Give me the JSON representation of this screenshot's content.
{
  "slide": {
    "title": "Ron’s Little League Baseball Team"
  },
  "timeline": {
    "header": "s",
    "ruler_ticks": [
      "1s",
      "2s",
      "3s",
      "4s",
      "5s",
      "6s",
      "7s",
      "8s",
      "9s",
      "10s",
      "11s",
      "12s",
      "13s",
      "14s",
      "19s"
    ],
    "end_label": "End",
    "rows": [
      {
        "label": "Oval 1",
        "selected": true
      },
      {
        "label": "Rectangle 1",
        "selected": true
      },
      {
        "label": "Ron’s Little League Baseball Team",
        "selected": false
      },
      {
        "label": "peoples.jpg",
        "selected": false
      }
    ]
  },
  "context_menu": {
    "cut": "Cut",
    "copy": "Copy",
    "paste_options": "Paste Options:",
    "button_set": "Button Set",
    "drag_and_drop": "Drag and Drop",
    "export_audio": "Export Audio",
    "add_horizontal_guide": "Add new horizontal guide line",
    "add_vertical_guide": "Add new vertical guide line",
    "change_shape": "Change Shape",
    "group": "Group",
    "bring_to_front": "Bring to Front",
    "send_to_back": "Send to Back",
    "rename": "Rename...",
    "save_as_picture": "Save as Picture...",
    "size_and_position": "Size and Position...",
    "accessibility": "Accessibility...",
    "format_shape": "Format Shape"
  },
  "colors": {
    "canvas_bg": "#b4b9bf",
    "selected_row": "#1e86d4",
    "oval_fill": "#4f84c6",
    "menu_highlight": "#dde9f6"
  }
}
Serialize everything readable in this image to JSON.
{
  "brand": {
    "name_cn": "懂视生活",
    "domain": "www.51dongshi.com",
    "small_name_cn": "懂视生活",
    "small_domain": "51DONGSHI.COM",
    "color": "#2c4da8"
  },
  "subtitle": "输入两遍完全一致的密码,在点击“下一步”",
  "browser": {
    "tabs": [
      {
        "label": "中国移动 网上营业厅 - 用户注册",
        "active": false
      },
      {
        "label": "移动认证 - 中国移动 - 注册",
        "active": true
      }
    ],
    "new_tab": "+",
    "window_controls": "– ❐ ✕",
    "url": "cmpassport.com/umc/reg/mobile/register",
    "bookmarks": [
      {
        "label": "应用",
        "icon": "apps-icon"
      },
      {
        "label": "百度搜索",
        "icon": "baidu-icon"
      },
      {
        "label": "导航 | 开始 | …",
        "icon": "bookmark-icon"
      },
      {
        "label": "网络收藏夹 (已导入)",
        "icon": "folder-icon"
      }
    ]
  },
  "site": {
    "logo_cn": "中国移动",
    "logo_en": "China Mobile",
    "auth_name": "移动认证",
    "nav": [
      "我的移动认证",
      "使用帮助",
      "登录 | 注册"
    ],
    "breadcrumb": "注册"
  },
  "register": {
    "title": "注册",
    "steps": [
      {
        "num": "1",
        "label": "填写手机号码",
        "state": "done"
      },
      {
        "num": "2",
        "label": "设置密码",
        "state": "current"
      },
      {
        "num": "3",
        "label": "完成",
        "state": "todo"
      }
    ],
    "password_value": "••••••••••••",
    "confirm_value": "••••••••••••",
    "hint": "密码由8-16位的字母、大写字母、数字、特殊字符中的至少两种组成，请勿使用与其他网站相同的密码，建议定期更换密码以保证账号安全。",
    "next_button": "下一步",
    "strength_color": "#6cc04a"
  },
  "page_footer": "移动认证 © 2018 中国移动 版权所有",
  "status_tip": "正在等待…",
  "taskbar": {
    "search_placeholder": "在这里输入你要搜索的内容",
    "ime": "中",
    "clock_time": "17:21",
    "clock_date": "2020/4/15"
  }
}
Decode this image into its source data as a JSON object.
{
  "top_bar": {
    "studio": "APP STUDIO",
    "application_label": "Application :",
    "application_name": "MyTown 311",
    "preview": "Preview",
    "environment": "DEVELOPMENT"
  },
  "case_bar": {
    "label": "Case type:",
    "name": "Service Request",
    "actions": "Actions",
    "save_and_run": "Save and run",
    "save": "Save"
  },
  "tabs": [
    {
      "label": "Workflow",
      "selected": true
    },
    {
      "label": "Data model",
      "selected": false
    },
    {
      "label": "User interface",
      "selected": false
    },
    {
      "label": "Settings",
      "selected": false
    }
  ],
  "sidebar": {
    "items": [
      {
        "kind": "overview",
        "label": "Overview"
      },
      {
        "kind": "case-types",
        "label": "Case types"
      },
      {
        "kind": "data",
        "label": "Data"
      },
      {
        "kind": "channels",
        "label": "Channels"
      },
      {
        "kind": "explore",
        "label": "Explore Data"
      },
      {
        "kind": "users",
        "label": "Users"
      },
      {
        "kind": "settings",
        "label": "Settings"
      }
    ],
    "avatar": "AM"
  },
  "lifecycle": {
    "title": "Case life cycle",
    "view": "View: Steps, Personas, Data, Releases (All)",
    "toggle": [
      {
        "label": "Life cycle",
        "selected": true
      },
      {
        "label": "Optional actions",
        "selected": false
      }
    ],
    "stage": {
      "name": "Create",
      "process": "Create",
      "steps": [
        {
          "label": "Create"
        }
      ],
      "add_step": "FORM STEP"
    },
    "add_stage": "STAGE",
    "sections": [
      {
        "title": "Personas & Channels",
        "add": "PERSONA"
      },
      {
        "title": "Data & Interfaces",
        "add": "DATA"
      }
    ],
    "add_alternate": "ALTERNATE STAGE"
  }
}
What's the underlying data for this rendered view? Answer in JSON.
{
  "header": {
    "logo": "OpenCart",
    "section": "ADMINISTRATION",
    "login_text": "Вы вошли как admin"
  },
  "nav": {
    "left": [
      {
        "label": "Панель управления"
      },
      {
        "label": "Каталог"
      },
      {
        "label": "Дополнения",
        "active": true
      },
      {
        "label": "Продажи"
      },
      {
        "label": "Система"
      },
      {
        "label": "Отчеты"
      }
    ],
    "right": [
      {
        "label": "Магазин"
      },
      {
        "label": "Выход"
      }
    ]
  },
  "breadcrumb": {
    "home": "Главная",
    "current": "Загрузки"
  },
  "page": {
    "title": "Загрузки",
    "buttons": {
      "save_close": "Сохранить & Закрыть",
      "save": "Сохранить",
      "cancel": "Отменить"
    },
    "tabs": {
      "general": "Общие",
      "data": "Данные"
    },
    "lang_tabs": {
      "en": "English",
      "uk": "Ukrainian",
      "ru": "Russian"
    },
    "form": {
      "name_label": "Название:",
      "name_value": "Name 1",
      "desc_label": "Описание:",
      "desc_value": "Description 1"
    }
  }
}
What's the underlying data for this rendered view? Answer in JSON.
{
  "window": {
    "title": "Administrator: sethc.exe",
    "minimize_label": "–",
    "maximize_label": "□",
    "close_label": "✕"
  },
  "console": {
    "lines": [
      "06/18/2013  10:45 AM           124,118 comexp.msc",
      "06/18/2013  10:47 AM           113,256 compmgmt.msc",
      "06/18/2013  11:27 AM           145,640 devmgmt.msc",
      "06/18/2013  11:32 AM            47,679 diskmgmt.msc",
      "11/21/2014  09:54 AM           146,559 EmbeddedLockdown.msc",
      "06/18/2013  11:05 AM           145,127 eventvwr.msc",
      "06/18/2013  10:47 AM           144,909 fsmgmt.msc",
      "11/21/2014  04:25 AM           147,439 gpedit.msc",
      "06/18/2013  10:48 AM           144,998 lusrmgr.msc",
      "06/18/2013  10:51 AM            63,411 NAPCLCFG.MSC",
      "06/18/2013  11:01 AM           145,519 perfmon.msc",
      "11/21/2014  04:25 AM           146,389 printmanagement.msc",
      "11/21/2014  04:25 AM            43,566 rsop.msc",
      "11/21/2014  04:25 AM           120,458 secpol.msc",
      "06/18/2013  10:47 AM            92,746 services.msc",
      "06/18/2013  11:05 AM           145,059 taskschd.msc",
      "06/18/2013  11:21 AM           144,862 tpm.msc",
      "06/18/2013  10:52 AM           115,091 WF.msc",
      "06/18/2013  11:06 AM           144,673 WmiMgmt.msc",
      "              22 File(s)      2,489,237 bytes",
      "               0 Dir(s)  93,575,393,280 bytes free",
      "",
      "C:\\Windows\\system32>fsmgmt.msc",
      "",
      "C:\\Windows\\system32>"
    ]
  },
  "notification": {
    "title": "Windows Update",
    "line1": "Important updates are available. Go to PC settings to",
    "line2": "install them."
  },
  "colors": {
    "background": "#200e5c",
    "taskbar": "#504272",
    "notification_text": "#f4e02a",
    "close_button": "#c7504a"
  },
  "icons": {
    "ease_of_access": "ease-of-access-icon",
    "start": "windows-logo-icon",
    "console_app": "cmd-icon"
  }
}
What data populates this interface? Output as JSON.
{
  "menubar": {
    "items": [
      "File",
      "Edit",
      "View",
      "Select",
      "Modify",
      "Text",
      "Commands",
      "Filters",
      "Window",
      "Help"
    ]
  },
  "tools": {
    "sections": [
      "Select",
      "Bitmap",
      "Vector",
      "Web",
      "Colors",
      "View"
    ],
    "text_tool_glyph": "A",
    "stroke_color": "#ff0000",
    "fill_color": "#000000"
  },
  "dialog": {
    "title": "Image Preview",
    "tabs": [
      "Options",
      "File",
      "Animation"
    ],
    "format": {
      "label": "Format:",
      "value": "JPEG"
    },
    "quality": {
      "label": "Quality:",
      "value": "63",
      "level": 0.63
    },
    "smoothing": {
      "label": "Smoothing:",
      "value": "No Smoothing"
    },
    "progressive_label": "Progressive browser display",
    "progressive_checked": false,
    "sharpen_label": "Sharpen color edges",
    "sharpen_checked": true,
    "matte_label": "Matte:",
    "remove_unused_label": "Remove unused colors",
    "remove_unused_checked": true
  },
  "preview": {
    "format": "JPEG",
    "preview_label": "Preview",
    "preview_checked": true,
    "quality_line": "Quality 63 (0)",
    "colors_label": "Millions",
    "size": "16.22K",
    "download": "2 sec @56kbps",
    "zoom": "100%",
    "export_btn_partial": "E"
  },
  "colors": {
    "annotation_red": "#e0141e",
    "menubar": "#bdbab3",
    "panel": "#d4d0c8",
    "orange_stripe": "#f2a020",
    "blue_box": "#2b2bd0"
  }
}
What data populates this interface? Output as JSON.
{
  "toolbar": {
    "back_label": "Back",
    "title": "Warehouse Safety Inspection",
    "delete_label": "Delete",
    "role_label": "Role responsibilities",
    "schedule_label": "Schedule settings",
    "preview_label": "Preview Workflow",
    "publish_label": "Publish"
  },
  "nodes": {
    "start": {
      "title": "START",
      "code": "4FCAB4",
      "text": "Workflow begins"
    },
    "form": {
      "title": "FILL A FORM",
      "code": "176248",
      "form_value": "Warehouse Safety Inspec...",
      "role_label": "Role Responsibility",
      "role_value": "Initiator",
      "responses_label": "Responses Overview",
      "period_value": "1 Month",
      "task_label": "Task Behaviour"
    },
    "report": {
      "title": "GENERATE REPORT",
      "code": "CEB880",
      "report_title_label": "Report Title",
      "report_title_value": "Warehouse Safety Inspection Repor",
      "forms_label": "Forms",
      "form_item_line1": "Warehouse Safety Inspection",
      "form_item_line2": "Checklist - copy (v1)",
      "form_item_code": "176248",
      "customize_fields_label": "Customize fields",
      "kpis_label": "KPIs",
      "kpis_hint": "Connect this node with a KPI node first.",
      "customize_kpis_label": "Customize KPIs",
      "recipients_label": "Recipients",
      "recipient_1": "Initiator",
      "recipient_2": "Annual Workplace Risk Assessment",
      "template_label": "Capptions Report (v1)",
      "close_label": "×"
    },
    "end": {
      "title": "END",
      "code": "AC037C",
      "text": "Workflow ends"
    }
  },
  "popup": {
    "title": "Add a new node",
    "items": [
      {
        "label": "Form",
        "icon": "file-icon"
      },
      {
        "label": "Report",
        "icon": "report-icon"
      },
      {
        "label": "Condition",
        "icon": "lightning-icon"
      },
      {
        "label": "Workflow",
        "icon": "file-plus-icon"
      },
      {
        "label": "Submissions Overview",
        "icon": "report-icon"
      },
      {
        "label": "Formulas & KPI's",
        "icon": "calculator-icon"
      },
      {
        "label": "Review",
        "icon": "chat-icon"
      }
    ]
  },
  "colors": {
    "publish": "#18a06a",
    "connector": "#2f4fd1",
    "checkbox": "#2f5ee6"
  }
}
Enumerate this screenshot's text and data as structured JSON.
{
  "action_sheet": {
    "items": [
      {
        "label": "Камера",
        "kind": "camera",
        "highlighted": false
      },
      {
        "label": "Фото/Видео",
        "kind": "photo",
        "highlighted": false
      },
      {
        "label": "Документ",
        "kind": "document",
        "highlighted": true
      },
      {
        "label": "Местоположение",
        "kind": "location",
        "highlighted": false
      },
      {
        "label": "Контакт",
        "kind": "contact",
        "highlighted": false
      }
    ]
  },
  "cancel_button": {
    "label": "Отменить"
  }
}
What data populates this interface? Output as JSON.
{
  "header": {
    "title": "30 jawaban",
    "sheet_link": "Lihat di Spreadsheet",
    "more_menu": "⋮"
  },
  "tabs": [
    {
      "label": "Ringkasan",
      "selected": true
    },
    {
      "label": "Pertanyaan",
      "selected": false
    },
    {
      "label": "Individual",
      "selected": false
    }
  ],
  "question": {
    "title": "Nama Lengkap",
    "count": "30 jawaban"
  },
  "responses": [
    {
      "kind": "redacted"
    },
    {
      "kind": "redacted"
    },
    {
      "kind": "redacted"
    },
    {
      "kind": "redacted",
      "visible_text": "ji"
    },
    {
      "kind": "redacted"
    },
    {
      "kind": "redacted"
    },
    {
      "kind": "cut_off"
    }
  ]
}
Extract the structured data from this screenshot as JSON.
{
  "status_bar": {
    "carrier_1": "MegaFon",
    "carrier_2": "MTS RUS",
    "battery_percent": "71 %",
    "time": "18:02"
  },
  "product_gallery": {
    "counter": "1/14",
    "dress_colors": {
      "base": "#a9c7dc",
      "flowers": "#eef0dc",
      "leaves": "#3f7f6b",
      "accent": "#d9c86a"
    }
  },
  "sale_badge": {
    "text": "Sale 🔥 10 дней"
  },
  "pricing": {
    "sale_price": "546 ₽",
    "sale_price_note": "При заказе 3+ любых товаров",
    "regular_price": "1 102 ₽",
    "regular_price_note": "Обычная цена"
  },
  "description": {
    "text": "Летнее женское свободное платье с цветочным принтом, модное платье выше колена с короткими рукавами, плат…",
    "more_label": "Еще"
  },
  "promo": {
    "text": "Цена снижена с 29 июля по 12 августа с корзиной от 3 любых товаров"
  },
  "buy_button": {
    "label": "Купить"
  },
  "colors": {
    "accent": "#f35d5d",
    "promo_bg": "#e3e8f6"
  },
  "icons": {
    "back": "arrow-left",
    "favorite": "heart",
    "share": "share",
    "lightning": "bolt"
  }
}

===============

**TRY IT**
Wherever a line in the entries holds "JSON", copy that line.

**SOLUTION BELOW**
Give me the JSON representation of this screenshot's content.
Serialize everything readable in this image to JSON.
Decode this image into its source data as a JSON object.
What's the underlying data for this rendered view? Answer in JSON.
What's the underlying data for this rendered view? Answer in JSON.
What data populates this interface? Output as JSON.
What data populates this interface? Output as JSON.
Enumerate this screenshot's text and data as structured JSON.
What data populates this interface? Output as JSON.
Extract the structured data from this screenshot as JSON.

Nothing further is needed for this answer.